> **What needs to be done**: Among the records below, find each line that includes the string "visible" and copy it.

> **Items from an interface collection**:
· · · · ·

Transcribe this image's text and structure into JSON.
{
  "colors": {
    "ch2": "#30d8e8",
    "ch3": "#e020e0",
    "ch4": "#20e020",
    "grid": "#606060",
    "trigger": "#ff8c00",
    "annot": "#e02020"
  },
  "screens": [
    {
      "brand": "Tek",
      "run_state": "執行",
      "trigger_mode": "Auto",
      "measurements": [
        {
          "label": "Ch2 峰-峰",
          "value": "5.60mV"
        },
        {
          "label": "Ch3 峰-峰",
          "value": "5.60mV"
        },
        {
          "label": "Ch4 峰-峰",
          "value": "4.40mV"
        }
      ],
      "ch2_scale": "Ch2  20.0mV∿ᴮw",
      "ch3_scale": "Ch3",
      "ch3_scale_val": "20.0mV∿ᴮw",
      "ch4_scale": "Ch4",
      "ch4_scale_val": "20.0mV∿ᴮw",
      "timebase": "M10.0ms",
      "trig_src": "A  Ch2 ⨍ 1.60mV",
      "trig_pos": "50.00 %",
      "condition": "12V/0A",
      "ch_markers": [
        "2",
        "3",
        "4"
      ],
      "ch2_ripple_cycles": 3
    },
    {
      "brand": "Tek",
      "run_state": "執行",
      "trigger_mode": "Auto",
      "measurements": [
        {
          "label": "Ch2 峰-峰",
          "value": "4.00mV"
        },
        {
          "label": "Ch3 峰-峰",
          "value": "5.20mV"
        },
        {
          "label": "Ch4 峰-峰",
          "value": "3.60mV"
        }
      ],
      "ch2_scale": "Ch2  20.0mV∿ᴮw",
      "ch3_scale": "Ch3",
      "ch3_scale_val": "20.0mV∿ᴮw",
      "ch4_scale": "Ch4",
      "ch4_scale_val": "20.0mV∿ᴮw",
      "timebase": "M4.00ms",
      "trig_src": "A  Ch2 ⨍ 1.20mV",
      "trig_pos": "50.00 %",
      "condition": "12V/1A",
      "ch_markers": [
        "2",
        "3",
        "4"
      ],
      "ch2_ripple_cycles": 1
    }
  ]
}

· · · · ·

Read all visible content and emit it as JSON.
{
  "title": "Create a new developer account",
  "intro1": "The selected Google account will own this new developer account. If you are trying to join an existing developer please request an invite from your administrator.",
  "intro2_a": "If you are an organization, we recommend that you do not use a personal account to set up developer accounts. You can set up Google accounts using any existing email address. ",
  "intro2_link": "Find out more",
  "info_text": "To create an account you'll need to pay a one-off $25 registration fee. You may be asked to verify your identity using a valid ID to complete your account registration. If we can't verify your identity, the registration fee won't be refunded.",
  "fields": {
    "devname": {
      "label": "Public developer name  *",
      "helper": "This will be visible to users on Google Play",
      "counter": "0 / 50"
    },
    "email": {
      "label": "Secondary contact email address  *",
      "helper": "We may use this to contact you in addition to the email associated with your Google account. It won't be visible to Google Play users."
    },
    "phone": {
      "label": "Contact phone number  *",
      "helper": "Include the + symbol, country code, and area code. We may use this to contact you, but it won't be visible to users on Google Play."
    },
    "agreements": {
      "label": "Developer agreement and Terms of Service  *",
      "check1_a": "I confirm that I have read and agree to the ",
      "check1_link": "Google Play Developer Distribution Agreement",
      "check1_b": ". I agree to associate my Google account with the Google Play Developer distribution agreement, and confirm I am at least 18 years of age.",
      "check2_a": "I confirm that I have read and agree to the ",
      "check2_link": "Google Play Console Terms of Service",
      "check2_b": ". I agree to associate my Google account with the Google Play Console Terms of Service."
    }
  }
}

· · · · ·

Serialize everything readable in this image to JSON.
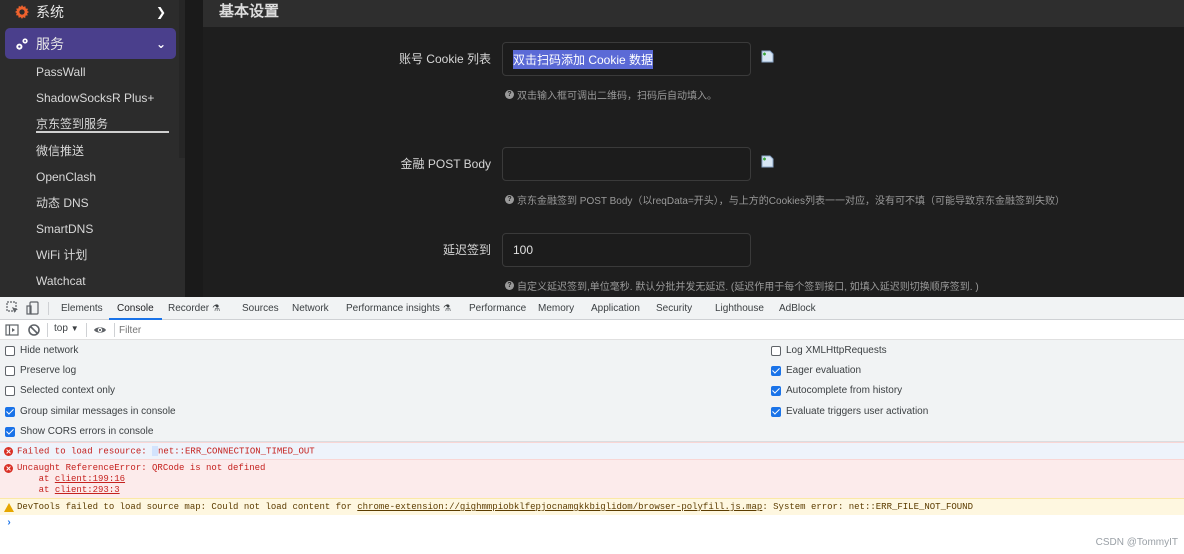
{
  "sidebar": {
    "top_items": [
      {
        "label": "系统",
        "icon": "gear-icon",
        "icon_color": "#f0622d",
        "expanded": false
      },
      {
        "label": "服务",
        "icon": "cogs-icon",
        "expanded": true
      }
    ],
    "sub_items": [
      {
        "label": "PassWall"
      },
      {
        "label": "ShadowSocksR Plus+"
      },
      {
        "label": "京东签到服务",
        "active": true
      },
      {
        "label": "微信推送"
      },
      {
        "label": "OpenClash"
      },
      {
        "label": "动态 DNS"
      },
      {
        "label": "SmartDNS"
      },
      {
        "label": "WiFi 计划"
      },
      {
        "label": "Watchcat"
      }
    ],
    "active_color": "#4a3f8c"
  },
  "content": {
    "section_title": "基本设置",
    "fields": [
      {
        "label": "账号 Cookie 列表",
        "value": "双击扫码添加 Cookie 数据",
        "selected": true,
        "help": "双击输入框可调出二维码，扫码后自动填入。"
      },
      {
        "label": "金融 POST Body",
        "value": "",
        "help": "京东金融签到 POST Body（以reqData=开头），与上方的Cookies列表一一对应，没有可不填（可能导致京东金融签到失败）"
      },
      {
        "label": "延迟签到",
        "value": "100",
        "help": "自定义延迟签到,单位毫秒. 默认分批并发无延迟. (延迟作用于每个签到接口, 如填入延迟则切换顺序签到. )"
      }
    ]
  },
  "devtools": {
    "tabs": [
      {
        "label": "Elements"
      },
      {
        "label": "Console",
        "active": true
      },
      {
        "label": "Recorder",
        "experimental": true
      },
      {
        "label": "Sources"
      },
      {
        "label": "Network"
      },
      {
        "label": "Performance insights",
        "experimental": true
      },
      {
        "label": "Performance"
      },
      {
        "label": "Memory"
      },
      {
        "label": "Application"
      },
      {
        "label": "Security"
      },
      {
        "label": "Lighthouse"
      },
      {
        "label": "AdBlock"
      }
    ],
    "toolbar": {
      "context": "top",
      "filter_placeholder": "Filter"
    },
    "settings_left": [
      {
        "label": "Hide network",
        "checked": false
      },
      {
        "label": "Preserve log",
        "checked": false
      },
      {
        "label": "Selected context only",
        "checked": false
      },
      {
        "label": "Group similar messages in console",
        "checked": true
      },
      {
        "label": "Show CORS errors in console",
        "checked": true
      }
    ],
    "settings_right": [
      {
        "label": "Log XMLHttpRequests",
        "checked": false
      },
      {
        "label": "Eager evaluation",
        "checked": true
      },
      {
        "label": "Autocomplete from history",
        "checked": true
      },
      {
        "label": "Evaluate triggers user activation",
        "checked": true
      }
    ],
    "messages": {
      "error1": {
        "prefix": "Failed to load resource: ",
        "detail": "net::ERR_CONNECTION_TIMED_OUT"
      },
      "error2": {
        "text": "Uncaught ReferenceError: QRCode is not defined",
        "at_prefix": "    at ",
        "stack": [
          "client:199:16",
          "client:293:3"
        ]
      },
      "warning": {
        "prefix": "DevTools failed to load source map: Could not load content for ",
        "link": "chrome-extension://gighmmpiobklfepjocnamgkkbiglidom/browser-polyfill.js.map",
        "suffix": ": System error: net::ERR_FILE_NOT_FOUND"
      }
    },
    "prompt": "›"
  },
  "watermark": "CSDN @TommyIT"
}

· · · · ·

> **Worked solution**:
Read all visible content and emit it as JSON.
      "helper": "This will be visible to users on Google Play",
      "helper": "We may use this to contact you in addition to the email associated with your Google account. It won't be visible to Google Play users."
      "helper": "Include the + symbol, country code, and area code. We may use this to contact you, but it won't be visible to users on Google Play."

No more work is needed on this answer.